» EXERCISE
Give the number of lines in the records below that include the word "content", and add nothing to it.

» Component data from apps and pages
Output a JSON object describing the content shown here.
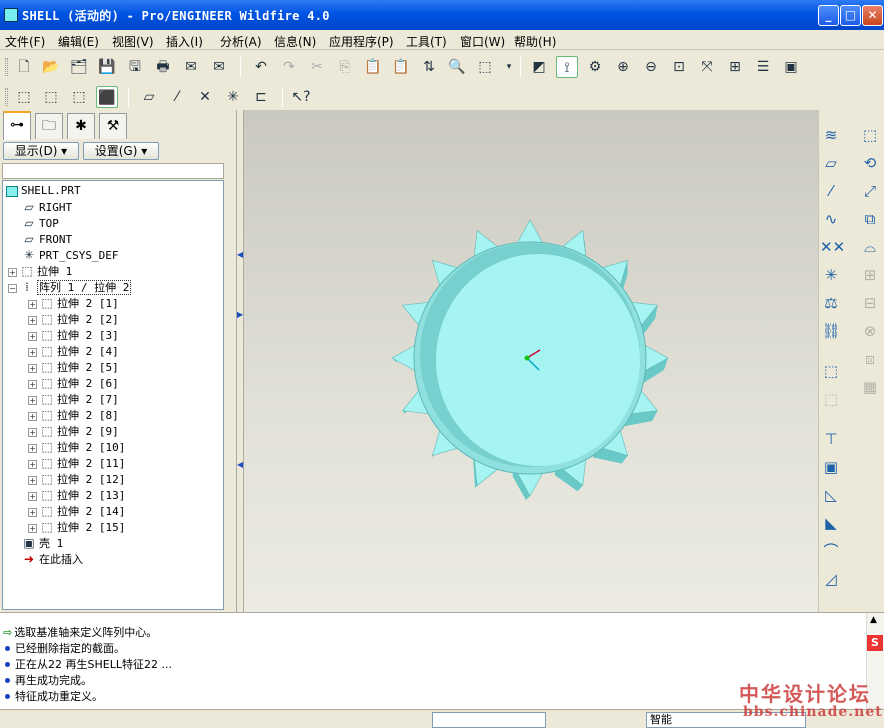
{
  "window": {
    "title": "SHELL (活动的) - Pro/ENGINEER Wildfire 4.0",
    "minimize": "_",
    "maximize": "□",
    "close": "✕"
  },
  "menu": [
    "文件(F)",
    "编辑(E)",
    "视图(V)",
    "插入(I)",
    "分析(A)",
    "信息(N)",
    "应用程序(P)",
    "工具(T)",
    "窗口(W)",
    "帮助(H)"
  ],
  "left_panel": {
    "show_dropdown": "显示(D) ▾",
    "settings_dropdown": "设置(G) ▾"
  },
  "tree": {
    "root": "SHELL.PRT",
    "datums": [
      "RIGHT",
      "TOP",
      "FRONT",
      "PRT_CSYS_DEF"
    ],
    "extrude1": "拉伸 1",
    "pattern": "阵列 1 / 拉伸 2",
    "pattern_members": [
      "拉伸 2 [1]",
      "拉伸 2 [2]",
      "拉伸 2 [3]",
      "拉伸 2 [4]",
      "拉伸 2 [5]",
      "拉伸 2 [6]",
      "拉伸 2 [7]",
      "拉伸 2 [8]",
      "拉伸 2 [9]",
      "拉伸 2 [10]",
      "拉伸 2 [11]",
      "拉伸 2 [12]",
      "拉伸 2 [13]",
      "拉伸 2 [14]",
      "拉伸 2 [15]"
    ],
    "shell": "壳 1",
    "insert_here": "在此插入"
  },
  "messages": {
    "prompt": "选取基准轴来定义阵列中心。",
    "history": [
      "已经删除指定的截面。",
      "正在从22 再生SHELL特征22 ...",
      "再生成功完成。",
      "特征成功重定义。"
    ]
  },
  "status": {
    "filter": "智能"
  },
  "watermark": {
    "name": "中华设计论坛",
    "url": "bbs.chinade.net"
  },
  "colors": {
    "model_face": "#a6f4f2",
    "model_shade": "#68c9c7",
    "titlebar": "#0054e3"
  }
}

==

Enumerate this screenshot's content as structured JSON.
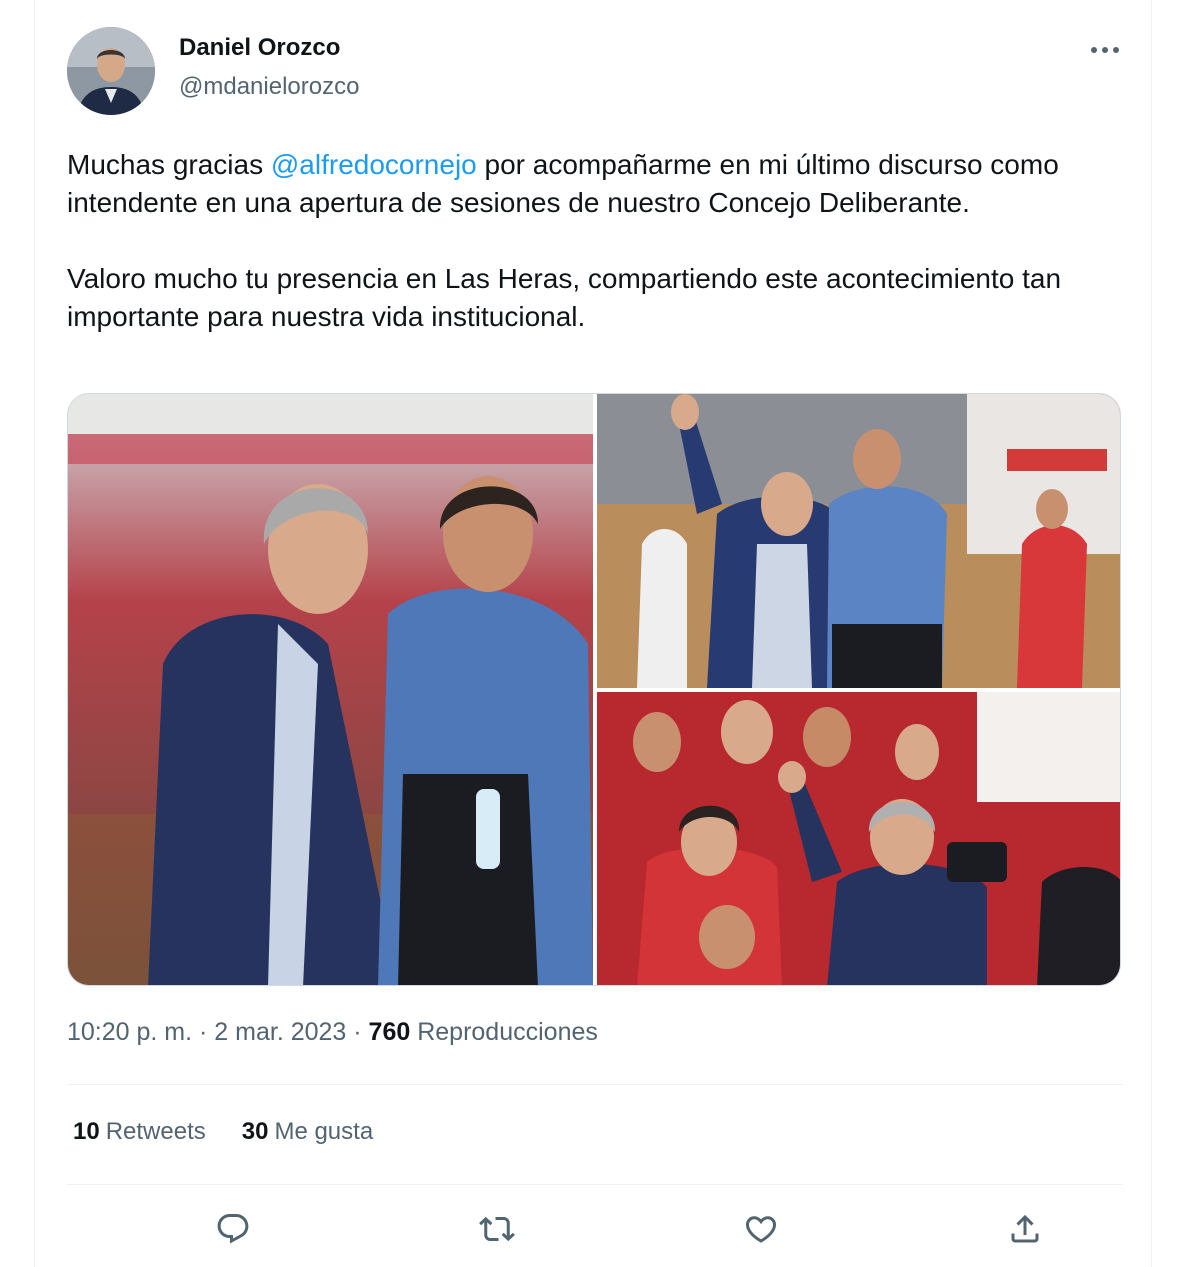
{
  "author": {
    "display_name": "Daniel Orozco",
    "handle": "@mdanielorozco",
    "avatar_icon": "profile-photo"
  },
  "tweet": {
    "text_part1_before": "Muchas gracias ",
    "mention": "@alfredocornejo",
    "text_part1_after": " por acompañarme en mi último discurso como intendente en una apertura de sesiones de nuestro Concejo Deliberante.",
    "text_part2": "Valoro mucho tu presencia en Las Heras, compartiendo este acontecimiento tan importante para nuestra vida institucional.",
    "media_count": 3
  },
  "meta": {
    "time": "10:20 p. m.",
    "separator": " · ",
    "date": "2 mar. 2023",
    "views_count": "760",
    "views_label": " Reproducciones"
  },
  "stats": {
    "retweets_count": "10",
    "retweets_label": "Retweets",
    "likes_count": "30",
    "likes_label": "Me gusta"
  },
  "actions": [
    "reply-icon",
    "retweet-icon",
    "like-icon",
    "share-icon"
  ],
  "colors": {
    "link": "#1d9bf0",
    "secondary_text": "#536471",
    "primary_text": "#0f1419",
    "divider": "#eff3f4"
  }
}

» SOLUTION
2